exposed thongs are making a comeback
Like it or not, you're going to see a lot more whale tails.
This article originally appeared on i-D US.
Over the past few years, thongs have slowly been creeping back into view. Most recently, Bella Hadid strutted down the runway of Versace's spring 2020 show in low-rise sparkly black pants with the sides of her gold embellished underwear pulled strategically into view. Shortly after, designer Heron Preston, gave the thong a more relaxed look by dressing a model in sagging pants with her stringy undergarment full exposed.
Of course, this is not the first time the visible thong trend has come back around. In recent years women have been openly exposing their undergarments, mostly in the form of lace bra tops and sexy high-rise bodysuits that expose the hip bones. Interestingly, now visible thongs are on the rise (literally) following a new report that young women are actually embracing granny panties.
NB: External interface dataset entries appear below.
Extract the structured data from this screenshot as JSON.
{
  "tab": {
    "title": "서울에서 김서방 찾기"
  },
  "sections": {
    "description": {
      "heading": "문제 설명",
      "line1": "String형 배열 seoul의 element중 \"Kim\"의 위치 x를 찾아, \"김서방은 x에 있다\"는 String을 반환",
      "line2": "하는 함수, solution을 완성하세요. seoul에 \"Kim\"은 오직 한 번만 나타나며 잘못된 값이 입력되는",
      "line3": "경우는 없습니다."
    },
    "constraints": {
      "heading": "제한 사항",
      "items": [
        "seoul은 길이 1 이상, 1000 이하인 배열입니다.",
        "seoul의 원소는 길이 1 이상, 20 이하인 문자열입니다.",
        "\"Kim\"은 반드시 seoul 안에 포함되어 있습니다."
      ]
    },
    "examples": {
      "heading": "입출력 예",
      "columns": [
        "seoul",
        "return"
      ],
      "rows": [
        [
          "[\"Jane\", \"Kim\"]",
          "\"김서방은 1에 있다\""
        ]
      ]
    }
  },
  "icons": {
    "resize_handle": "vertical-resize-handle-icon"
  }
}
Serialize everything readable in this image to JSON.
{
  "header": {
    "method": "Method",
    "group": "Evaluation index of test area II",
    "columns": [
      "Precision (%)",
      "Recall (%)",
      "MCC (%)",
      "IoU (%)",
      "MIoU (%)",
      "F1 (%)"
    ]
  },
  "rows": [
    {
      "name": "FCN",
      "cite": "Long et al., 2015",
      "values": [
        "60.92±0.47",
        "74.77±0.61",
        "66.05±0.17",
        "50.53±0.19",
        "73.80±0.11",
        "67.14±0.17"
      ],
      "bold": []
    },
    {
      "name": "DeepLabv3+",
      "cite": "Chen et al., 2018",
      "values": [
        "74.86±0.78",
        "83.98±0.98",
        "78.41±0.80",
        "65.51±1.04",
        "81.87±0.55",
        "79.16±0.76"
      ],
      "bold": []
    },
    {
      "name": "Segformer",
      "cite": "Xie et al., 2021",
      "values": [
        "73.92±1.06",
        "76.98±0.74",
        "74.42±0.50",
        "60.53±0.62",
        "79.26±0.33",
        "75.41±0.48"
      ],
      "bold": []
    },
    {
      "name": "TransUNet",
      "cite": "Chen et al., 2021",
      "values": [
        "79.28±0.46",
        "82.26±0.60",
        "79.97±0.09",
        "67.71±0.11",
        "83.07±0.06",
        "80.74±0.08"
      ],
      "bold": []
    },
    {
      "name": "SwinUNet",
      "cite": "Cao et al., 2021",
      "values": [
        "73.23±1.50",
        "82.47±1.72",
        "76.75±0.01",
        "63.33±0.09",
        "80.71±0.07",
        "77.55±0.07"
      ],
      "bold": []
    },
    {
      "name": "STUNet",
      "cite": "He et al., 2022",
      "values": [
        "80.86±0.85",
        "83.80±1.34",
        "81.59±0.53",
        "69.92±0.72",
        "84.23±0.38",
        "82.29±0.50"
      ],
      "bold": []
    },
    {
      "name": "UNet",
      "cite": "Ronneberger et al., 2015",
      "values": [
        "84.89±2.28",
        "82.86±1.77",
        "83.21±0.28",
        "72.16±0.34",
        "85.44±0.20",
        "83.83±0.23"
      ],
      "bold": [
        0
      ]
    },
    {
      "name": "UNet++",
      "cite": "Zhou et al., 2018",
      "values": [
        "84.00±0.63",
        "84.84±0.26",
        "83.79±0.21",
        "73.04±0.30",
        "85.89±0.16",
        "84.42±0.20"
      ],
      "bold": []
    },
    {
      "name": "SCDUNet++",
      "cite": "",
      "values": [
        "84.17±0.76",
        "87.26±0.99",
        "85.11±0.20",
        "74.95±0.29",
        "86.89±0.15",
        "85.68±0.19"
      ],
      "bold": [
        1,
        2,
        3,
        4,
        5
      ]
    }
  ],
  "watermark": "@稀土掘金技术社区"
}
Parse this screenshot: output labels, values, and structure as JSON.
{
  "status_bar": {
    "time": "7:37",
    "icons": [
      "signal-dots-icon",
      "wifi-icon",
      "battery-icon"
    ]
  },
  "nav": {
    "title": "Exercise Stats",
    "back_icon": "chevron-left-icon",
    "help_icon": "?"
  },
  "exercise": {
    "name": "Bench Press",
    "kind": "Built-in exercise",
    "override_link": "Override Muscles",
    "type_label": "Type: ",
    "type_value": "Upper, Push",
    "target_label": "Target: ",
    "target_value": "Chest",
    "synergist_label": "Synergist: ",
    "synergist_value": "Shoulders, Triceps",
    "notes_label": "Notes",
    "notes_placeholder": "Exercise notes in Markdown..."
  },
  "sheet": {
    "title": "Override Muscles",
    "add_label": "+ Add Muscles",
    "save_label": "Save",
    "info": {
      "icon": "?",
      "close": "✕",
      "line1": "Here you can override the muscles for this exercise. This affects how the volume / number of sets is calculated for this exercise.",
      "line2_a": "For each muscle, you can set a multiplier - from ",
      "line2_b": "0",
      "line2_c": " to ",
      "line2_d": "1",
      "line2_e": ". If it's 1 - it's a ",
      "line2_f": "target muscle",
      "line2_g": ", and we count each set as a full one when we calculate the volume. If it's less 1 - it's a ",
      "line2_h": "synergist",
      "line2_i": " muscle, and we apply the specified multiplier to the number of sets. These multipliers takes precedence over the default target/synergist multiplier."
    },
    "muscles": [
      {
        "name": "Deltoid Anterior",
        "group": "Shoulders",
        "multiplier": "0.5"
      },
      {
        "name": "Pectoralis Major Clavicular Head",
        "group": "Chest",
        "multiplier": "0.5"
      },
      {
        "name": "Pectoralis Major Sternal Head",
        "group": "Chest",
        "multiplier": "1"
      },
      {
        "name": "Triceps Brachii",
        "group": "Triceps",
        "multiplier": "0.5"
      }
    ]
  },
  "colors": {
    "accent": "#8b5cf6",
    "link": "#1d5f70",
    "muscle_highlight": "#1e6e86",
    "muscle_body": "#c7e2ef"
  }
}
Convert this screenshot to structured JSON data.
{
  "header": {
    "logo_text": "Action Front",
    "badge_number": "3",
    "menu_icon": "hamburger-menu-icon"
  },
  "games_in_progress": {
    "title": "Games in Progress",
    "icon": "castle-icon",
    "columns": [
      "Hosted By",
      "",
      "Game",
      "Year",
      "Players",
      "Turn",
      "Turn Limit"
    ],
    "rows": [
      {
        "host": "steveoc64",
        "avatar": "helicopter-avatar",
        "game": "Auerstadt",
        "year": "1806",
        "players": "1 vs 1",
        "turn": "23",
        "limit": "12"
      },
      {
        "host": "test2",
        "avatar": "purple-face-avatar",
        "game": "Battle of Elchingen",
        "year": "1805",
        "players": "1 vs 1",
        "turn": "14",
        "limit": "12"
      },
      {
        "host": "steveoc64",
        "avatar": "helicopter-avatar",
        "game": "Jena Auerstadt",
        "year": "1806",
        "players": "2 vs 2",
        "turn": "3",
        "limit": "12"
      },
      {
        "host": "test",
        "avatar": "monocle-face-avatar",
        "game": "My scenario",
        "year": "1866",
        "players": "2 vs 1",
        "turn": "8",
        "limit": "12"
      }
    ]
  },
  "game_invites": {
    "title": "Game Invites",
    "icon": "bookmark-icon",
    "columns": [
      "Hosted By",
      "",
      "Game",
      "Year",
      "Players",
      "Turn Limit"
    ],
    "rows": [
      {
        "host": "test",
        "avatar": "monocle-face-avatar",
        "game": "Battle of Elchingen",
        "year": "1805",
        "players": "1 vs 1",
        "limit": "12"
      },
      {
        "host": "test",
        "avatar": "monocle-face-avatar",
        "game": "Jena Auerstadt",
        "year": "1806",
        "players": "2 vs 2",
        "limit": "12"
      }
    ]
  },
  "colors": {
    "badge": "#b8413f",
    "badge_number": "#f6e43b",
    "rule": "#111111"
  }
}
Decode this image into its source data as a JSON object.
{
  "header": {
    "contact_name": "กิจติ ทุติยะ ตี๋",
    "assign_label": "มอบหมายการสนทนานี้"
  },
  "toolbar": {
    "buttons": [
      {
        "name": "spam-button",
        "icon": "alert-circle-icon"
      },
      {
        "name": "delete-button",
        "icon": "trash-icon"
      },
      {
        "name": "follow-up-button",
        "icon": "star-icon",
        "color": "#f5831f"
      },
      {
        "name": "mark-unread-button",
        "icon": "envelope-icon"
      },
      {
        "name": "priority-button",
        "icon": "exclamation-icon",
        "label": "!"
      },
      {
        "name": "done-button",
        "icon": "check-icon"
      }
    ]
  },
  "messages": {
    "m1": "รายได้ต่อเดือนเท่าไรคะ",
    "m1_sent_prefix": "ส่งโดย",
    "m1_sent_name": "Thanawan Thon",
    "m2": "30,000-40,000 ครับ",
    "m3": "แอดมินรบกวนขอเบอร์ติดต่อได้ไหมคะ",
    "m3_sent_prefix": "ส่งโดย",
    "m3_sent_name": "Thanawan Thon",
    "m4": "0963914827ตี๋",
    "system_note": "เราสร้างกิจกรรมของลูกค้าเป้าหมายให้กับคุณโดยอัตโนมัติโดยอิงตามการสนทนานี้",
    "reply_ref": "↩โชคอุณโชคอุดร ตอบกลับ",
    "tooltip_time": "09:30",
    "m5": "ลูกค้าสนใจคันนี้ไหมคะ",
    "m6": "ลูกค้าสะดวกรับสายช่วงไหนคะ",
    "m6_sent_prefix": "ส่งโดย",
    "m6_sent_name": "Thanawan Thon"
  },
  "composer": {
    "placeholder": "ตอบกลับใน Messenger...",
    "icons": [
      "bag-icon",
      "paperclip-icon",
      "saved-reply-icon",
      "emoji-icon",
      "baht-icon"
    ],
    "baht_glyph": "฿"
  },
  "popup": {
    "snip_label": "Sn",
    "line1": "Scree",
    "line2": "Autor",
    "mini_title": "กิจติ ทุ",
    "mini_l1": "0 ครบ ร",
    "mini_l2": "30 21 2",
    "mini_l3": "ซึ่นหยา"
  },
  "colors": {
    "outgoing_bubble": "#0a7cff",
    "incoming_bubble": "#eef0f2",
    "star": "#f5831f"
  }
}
Still, thongs have been around in one form or another since ancient times, but historically they were worn by men. Burlesque dancers started wearing G-strings in the late 30s, following a government mandate that required them to cover up during the World's Fair, but it wasn’t until the 70s, when designer Rudy Genreich introduced the thong bikini, that they became more mainstream — at least on the beach.
"For many years the thong had sort of a sleazy reputation," explained Kristina Haugland, the Le Vine associate curator of costume and textiles at the Philadelphia Museum of Art. "It was considered quite risque and not something that most women turned to. By the late 80s they were becoming more popular, when Hanky Panky came out with its version, which was more comfortable."
Anyone alive in the early aughts knows that thongs had a major moment at the beginning of the new millennium. In 1999, The Wall Street Journal declared that the thong had “managed to win over the mainstream,” moving from the racks of sex shops like Frederick's of Hollywood to the luxury shelves of Saks Fifth Avenue. Tom Ford took the look one step further when he made the straps of his models' thongs visible on the runway for his spring 1998 collection for Gucci.
The tiny panties were no longer about hiding your underwear, but showing them off. Everyone from Christina Aguilera to Gillian Anderson, were pairing their low-rise pants and dresses with high-rise G-strings.
“I have Victoria’s Secret catalogues from 2003 and so fourth that talk about thongs as fashion’s newest accessory, [showing them] with jewels on the back" said Haugland. "Some people saw the trend as an attempt, especially from [teen] girls, to be sexually alluring, but some people just wore it because it was fashion."
Like most trends though, it wasn’t long before people moved on. In 2004, Adam Lippes, founder of the lingerie line Adam + Eve told The New York Times that women had developed “thong fatigue.” "The thong got skinnier and skinnier, and women got tired of it," Lippes told the publication.
Still, every now and then, we see the thong peek out from a famous persons pants and wonder if the trend will take off once again. Last year, JLo stepped out in a pair of Natasha Zinko trousers with a plaid thong well above the waistline. In May, Hailey Bieber took to the pink carpet at the Met Gala in a baby pink Alexander Wang dress with a matching encrusted thong. Now, if the spring 2020 shows are any indication, designers are definitely trying to make the visible thong happen again, along with other 2000s trends we’d rather leave in the past.
This article originally appeared on i-D UK.